Had our septic system inspection done for building the new house, the system failed.  So we had to get a perc test done to see if we could get a new septic system.  We do qualify for a sand mound septic system, at this time we are in the design stage.  Things were looking pretty bad for awhile. We were told we’d possibly have to get holding tanks or a small stream discharge system, both very expensive in the end.  The small stream discharge system also needs state DEP approval which can take a year or more.  It also requires more inspections, paper work needs to be submitted regularly, chemical treatment of discharge, and regular testing of what’s being discharged.

So I got an IBC to hold the water for the perc test.

IBC for perc test.
Digging holes for perc test.
Filled ready to go.

Took about 15 hours to fill from the well.

Now to the rainwater harvesting part.

After the perc test was finished, moved the IBC up to the pole barn. This is where the first version of the system is going to be set up.  Version one is mainly for testing and is also used to clean equipment. Ordered from Amazon (couldn’t find anything local) –

Leaf Eater Advanced Rain Head- 3 in. Round

Rain Harvesting First Flush Downspout Water Diverter 3″ Kit

Action Pump 63MM-25 63mm Coarse Bung Buttress to NPT

Everything else, I got at Lowe’s.

System ready to go with just under 100 gallons to start.
Next day we had some rain.

This rain filled the IBC with excess going out overflow pipe.

Full container.

System worked very well. Since the tank was full, I decided to wash the mower.

First bath.
Water level after washing tractor.

Future versions will include bigger tanks, bigger collection area, and more uses.

LED Lights

From February’s post.

All lights now working.  Used Hyperikon T-8, 15 watt, 6,000K frosted LED tubes.  These tubes are awesome, it’s like daylight inside the shop now.  They have a rated lifetime of 45,000 hours.  All 48 tubes worked fine not one bad one.  Others I looked at, reviews stated about getting bad tubes delivered and hassles with returns of defective tubes.  Best part only about $0.11 / hour to run all the lights and should last like 20 years.  Electricity with all fees is $0.16 / kWh (kilowatt hour) in our area.  Fluorescent tubes would cost about $0.24 / hour.  Lifetime savings for using LED tubes come to $5,820.00 if each tube last 45,000 hours.

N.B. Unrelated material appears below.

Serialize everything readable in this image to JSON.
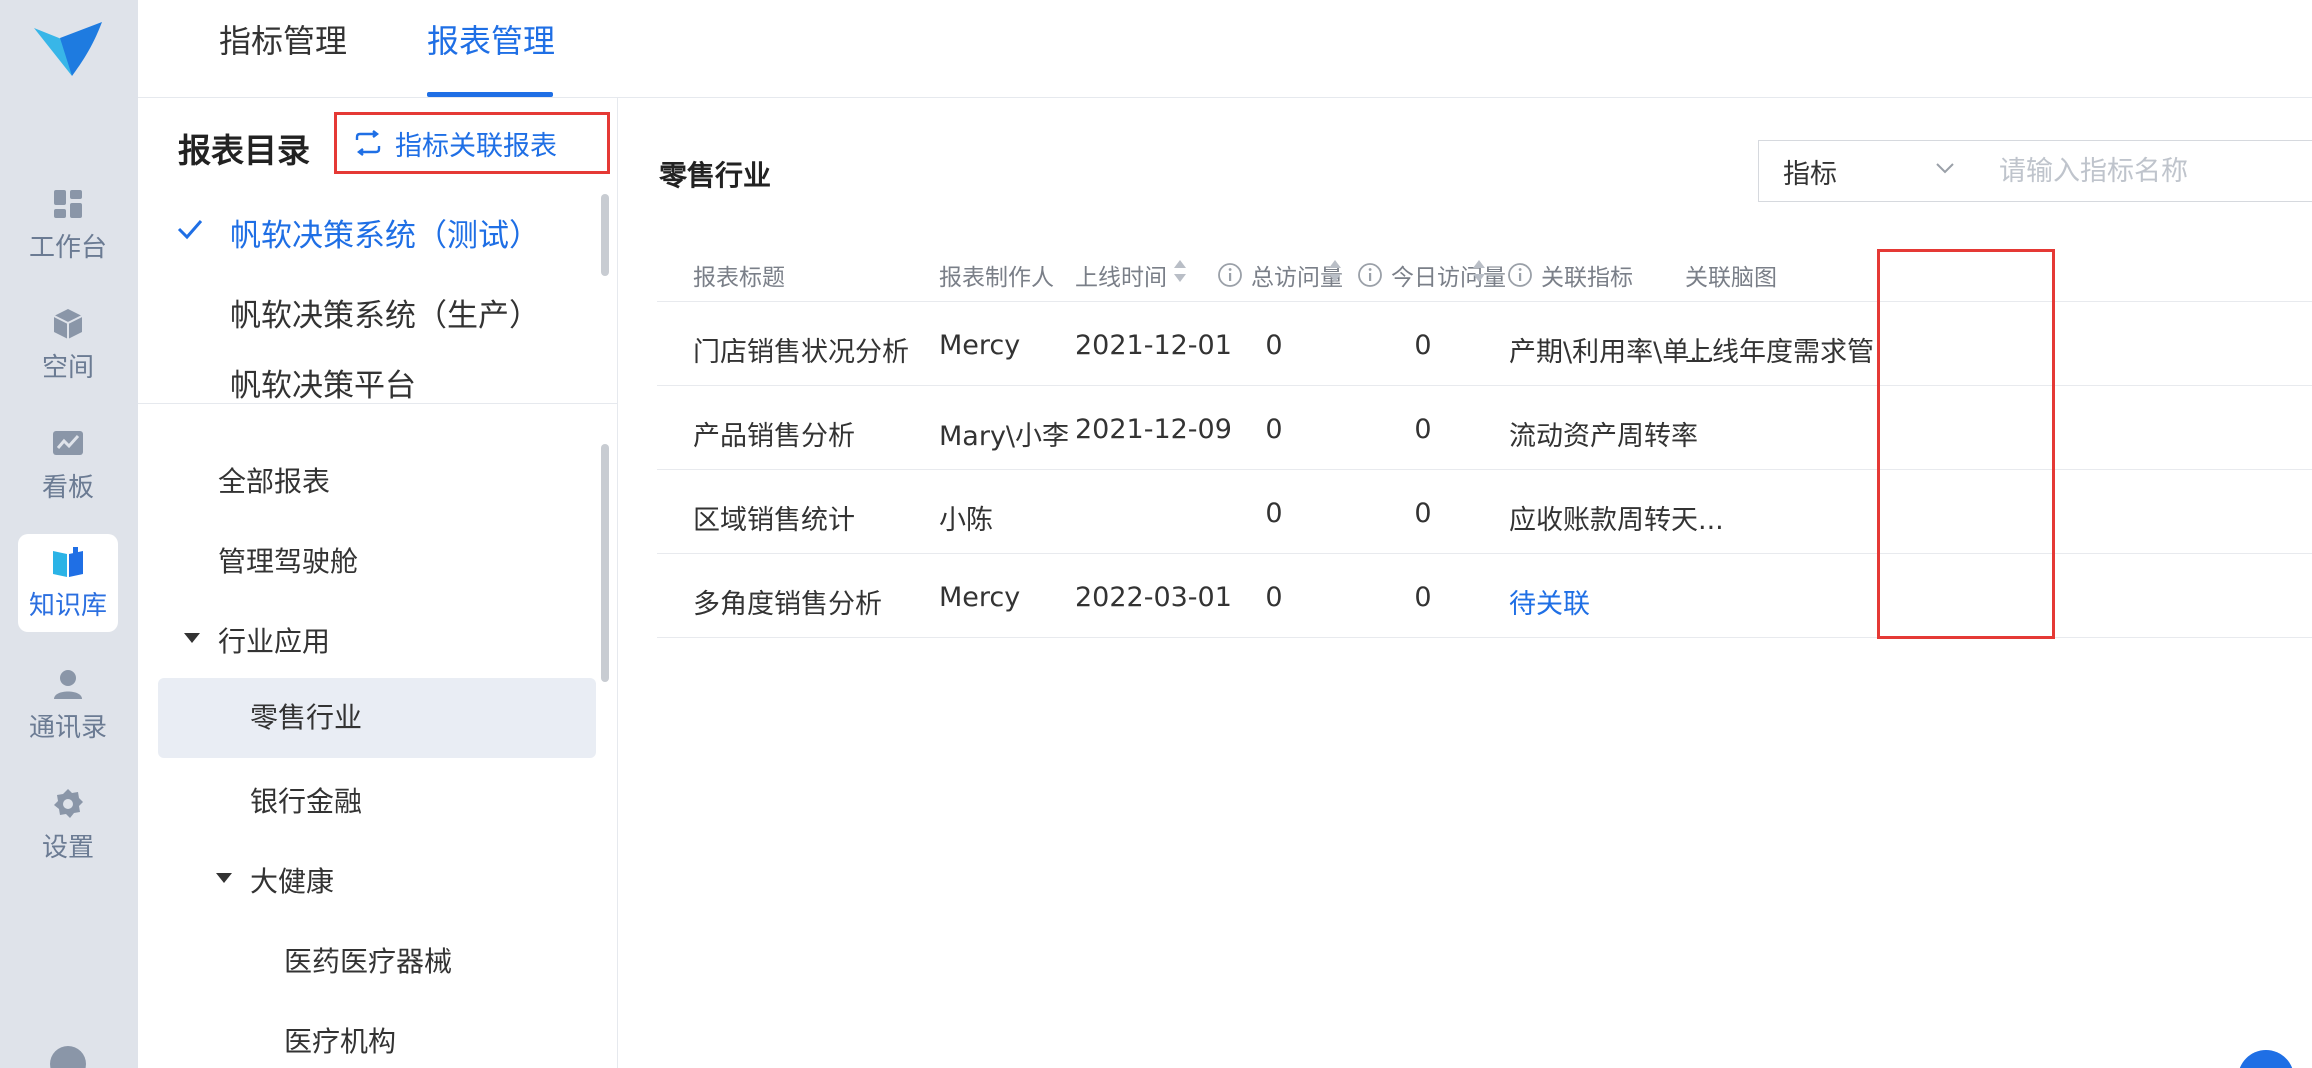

Update.

All lights still working, had a minor altercation with one of the lights.  While working on the front end loader on tractor I raised it up just a little too far.  Hit one of the light fixtures and knocked one of the tubes out of the fixture.  After hitting light and falling 10 feet to concrete floor, I thought that was it for it.

I thought damage to tube was terminal. Took pliers and straightened out housing best I could.  Straightened sheet metal on light fixture and put everything back together.  As you can see the tube lit up – doesn’t look the best but still works.

Very impressed with these LED tubes.  If that would have been a regular fluorescent tube, it would have shattered and I would have had a small haz-mat situation from the mercury in the tube.  Would definitely recommend and buy again. Thanks Hyperikon.